- WORK TO BE COMPLETED: All of the entries below are to be repeated word for word.
RECORDED INFORMATION START
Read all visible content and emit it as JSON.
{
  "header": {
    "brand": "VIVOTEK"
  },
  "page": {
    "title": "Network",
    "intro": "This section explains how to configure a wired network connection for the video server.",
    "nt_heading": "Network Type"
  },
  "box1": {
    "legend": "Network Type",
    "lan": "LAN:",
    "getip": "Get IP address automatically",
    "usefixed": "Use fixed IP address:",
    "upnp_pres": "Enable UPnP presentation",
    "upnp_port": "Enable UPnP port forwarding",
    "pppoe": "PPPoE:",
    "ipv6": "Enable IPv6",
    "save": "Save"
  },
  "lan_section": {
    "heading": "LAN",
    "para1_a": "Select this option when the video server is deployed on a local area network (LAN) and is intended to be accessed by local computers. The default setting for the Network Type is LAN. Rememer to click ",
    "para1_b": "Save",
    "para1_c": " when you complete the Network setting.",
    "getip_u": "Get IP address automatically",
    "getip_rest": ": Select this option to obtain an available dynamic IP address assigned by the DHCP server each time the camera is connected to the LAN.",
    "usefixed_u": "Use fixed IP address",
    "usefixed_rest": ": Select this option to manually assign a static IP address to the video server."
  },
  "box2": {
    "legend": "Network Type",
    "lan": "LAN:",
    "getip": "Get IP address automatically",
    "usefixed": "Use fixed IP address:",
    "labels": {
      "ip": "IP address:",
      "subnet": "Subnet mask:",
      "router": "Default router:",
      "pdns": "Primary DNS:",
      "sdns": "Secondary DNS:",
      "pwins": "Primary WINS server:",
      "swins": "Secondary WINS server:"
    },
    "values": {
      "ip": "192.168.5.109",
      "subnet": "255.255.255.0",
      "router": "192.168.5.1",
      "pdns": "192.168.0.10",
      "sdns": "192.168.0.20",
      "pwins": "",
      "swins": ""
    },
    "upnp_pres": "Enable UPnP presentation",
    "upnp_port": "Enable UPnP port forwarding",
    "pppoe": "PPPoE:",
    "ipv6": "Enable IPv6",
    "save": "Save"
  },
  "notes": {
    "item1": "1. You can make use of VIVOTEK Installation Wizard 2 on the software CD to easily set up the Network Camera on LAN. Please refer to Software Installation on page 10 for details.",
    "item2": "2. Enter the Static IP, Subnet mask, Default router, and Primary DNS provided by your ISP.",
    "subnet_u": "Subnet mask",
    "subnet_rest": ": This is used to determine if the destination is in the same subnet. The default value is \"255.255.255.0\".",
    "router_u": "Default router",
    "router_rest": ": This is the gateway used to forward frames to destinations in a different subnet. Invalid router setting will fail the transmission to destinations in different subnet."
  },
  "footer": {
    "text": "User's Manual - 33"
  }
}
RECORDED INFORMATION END
- RESULT OF THIS TASK:
Read all visible content and emit it as JSON.
{
  "header": {
    "brand": "VIVOTEK"
  },
  "page": {
    "title": "Network",
    "intro": "This section explains how to configure a wired network connection for the video server.",
    "nt_heading": "Network Type"
  },
  "box1": {
    "legend": "Network Type",
    "lan": "LAN:",
    "getip": "Get IP address automatically",
    "usefixed": "Use fixed IP address:",
    "upnp_pres": "Enable UPnP presentation",
    "upnp_port": "Enable UPnP port forwarding",
    "pppoe": "PPPoE:",
    "ipv6": "Enable IPv6",
    "save": "Save"
  },
  "lan_section": {
    "heading": "LAN",
    "para1_a": "Select this option when the video server is deployed on a local area network (LAN) and is intended to be accessed by local computers. The default setting for the Network Type is LAN. Rememer to click ",
    "para1_b": "Save",
    "para1_c": " when you complete the Network setting.",
    "getip_u": "Get IP address automatically",
    "getip_rest": ": Select this option to obtain an available dynamic IP address assigned by the DHCP server each time the camera is connected to the LAN.",
    "usefixed_u": "Use fixed IP address",
    "usefixed_rest": ": Select this option to manually assign a static IP address to the video server."
  },
  "box2": {
    "legend": "Network Type",
    "lan": "LAN:",
    "getip": "Get IP address automatically",
    "usefixed": "Use fixed IP address:",
    "labels": {
      "ip": "IP address:",
      "subnet": "Subnet mask:",
      "router": "Default router:",
      "pdns": "Primary DNS:",
      "sdns": "Secondary DNS:",
      "pwins": "Primary WINS server:",
      "swins": "Secondary WINS server:"
    },
    "values": {
      "ip": "192.168.5.109",
      "subnet": "255.255.255.0",
      "router": "192.168.5.1",
      "pdns": "192.168.0.10",
      "sdns": "192.168.0.20",
      "pwins": "",
      "swins": ""
    },
    "upnp_pres": "Enable UPnP presentation",
    "upnp_port": "Enable UPnP port forwarding",
    "pppoe": "PPPoE:",
    "ipv6": "Enable IPv6",
    "save": "Save"
  },
  "notes": {
    "item1": "1. You can make use of VIVOTEK Installation Wizard 2 on the software CD to easily set up the Network Camera on LAN. Please refer to Software Installation on page 10 for details.",
    "item2": "2. Enter the Static IP, Subnet mask, Default router, and Primary DNS provided by your ISP.",
    "subnet_u": "Subnet mask",
    "subnet_rest": ": This is used to determine if the destination is in the same subnet. The default value is \"255.255.255.0\".",
    "router_u": "Default router",
    "router_rest": ": This is the gateway used to forward frames to destinations in a different subnet. Invalid router setting will fail the transmission to destinations in different subnet."
  },
  "footer": {
    "text": "User's Manual - 33"
  }
}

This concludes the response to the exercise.